Democrats to quickly confirm Biden’s nominations and get started on COVID-19 relief legislation, but Brown said the Senate could walk and chew gum at the same time.
“Congress can do two things at once,” he said, saying he could hold nomination hearings and work on writing a relief bill amid an impeachment trial in the Senate.
The House is scheduled to vote on impeachment Wednesday, but it isn’t clear when such articles would be sent to the Senate.
Beyond COVID-19 relief and nominations, Brown named some other priorities. He introduced 10 banking-related bills in the last session of the last Congress, which can be largely divided into two subjects: affordable housing and consumer financial protections. Brown indicated they would continue to be his focus.
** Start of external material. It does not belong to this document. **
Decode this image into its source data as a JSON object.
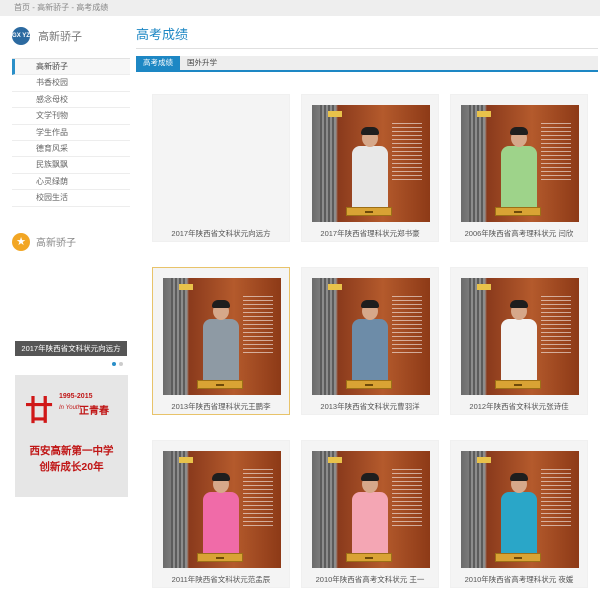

He endorsed Biden’s pledge to make Section 8 rental assistance vouchers into an entitlement. Currently, only around a quarter of households that qualify for that assistance get it.
Brown also pledged to beef up the Consumer Financial Protection Bureau.
He said he would push for providing individuals and regular companies free bank accounts through the Federal Reserve. Supporters say creating so-called Fed accounts would give millions of unbanked Americans access to financial services; critics say it would threaten to starve banks of the deposits they rely on to make loans, which would drag down the entire economy.
Legislatively, Brown’s liberal impulses may be restrained by moderate Democrats, including at least two on his committee — Sens. Jon Tester of Montana and Kyrsten Sinema of Arizona. “It’s still a 50-50 split,” said Rosenstock.
Newly-elected Sen. Mark Kelly is expected to vote in line with his fellow Arizonan and may also get a seat on Banking. Bills that make it out of committee would also still need to earn the support of conservative West Virginia Democrat Joe Manchin III.
Brown said he had spoken to all but one of the Democratic members of the panel since the Georgia races were called, and that he has asked each to share a list of their priorities as his staff molds a legislative agenda. “This will be a team effort,” Brown said. “I doubt if there’s anything we talked about today that doesn’t have almost unanimous support from these other senators,” he added, referring to the moderates.
Rosenstock thinks the centrist senators’ moderating influences will affect the scope of Brown’s ambitions more than the aim, leading to smaller proposals on the issues Brown cares most about.
Peto agreed, saying that Brown could still work on climate change legislation, but “he’ll have to scope it.”
The panel’s jurisdiction includes the Securities and Exchange Commission, which oversees public companies. Democrats in recent years have floated proposals to use public company disclosure requirements to influence corporate behavior — bills to force companies to report how many jobs they offshore, or publish their contingency plans for climate change. Democrats also have supported efforts to have banks give more consideration to climate change as a risk in making lending decisions.
Brown said Tuesday that Biden’s picks for the SEC board would be more supportive of efforts to support reporting on environmental, social and governance (ESG) issues.
Rosenstock also noted that Democratic control of the Senate means they’ll be able to use the Congressional Review Act (PL 104-121) to rescind regulations finalized by the Trump administration in the last 60 legislative days. Republicans used the law 16 times at the start of the Trump administration; before that it was used just once by the GOP at the start of George W. Bush’s administration.
Brown said his staff was identifying rules to target. “We are making a list,” he said.
Among the rules Brown might target is one being rushed through the Office of the Comptroller of the Currency that would prevent banks from declining to work with controversial sectors. Facing pressures from shareholders and employees, some banks in recent years have stopped offering financing to gunmakers, fossil fuel companies and payday lenders.
The OCC’s proposed rule, if finalized before Biden takes office, would force banks to make lending decisions solely on credit risk assessments of the individual customers. Banks and consumer advocates oppose the rule.